Before continuing its analysis, the Court notes that employers "are not obliged to suspend all previously planned or contemplated actions upon receiving a [discrimination complaint] or learning that a suit has been filed." Windfelder v. The May Dep't Stores Co., 93 Fed. Appx. 351, 354 (3d Cir. 2004) (upholding summary judgment where there was no indication that the plaintiff's letter alleging discrimination, as opposed to poor job performance and failure to meet stated performance benchmarks, caused his termination and where termination proceedings were ongoing). Indeed, a contrary rule "might impede employers from permissible terminations and encourage employees aware of an impending termination to create their own 'severance package.'" Id. at 354. Thus, in order to survive summary judgment, Plaintiff certainly will need evidence supporting his allegation that his employment was terminated sooner than Defendant had initially contemplated when it made its October 2004 decision and that this change in timing was an impermissible reaction to Plaintiff's filing with the EEOC.
However, at this stage of the pleadings, the Court's inquiry is not whether Plaintiff will be able to prevail on the merits of his claim, but rather whether Plaintiff is "entitled to offer evidence to support [his] claims." Nami v. Fauver, 82 F.3d 63, 65 (3d Cir. 1996). Viewing the complaint in the light most favorable to Plaintiff, the Court finds that Plaintiff has sufficiently stated a claim of retaliation -- he has alleged an adverse employment action (the earlier termination) and has asserted that it was causally linked to his EEOC complaint. (Doc. No. 17, ¶¶ 16(a), 31-32.) Accordingly, the Court is satisfied that Plaintiff has stated a retaliation claim and should be entitled to offer evidence of the same.*fn8
Defendant has urged that Plaintiff's civil action be dismissed in its entirety. The Court has reviewed Defendant's motion to dismiss under Rule 12(b)(6) and holds that dismissal is inappropriate. Plaintiff filed his age discrimination complaint with the PHRC, satisfying the ADEA's prelitigation filing requirement, and he exhausted his state administrative remedies with respect to the claim, satisfying the PHRA's exhaustion requirement. Additionally, the Court finds that Plaintiff has stated a claim for retaliation under both the PHRA and the ADEA.
An appropriate order follows.
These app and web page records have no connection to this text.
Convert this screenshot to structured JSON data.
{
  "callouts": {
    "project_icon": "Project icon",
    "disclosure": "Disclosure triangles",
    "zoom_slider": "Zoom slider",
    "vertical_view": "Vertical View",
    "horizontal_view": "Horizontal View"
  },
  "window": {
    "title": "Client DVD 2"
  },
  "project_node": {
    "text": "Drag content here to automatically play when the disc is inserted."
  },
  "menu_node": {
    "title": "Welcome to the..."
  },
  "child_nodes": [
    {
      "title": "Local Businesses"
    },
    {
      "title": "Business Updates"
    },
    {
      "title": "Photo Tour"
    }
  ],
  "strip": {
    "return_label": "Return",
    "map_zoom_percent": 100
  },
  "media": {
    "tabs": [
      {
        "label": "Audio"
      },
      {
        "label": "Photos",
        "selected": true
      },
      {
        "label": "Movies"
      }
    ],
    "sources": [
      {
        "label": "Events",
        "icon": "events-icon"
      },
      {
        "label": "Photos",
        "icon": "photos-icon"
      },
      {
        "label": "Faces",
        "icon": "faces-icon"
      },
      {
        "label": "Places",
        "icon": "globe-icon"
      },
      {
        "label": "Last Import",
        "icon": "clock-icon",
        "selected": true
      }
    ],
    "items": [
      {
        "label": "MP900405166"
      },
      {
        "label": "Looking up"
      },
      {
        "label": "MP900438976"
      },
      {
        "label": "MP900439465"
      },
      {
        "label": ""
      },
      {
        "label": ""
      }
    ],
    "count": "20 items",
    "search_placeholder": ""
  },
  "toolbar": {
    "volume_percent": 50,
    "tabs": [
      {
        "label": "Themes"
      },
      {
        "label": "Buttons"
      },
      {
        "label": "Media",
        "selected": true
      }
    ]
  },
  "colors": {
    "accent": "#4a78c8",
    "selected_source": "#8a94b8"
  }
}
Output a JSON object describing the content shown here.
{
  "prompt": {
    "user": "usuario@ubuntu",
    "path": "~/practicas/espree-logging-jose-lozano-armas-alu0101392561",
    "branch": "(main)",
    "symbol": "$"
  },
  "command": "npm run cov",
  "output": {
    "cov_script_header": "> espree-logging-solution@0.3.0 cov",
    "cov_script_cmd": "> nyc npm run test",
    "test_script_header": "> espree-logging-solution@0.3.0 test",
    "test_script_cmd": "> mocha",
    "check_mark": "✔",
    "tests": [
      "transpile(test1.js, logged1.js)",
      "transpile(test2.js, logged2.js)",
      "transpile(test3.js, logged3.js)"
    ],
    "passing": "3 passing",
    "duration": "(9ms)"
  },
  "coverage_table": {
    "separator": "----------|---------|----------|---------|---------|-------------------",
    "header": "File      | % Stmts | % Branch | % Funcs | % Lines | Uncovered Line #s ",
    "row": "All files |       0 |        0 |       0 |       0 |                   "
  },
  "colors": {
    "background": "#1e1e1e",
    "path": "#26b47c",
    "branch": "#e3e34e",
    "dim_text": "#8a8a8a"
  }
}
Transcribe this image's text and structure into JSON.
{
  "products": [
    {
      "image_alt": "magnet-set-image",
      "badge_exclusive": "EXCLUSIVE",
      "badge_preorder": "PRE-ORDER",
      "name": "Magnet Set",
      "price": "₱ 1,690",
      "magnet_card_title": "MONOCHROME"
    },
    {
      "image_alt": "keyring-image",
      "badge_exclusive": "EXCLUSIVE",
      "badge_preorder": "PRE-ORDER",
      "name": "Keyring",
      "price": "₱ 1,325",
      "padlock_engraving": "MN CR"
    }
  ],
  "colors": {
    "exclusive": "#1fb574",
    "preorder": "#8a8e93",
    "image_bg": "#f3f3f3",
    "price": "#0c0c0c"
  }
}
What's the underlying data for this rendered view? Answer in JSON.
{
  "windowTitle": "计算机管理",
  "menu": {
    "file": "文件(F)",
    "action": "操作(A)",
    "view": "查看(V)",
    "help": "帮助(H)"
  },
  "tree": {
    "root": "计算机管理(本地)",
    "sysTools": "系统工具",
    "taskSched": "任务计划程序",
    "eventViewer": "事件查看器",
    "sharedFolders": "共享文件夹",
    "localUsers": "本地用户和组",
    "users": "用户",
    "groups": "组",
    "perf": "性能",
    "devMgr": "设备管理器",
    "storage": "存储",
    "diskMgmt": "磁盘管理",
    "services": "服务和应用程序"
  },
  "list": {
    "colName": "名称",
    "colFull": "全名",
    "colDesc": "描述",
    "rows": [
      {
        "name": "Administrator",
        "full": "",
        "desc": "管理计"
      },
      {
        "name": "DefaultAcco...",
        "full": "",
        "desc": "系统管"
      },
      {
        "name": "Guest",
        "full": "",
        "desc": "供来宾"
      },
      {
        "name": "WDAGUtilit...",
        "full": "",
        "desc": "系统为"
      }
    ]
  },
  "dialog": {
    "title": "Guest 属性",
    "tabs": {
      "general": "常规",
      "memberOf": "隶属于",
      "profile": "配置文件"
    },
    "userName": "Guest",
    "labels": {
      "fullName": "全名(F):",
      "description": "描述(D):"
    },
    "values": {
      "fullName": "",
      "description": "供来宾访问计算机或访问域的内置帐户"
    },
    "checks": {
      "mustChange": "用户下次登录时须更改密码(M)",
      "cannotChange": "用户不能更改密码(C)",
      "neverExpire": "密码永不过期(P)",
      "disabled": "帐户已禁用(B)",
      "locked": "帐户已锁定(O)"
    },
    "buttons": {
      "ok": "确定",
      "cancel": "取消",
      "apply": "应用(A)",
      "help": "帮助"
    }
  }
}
ORDER AND NOW, this 1st day of December 2006, upon consideration of Defendant's Motion to Dismiss or, in the alternative, Motion for Summary Judgment as to the Claims Asserted in Plaintiff's First Amended Complaint (Doc. No. 24), and for the reasons set forth in the accompanying memorandum, IT IS HEREBY ORDERED that Defendant's motion is DENIED.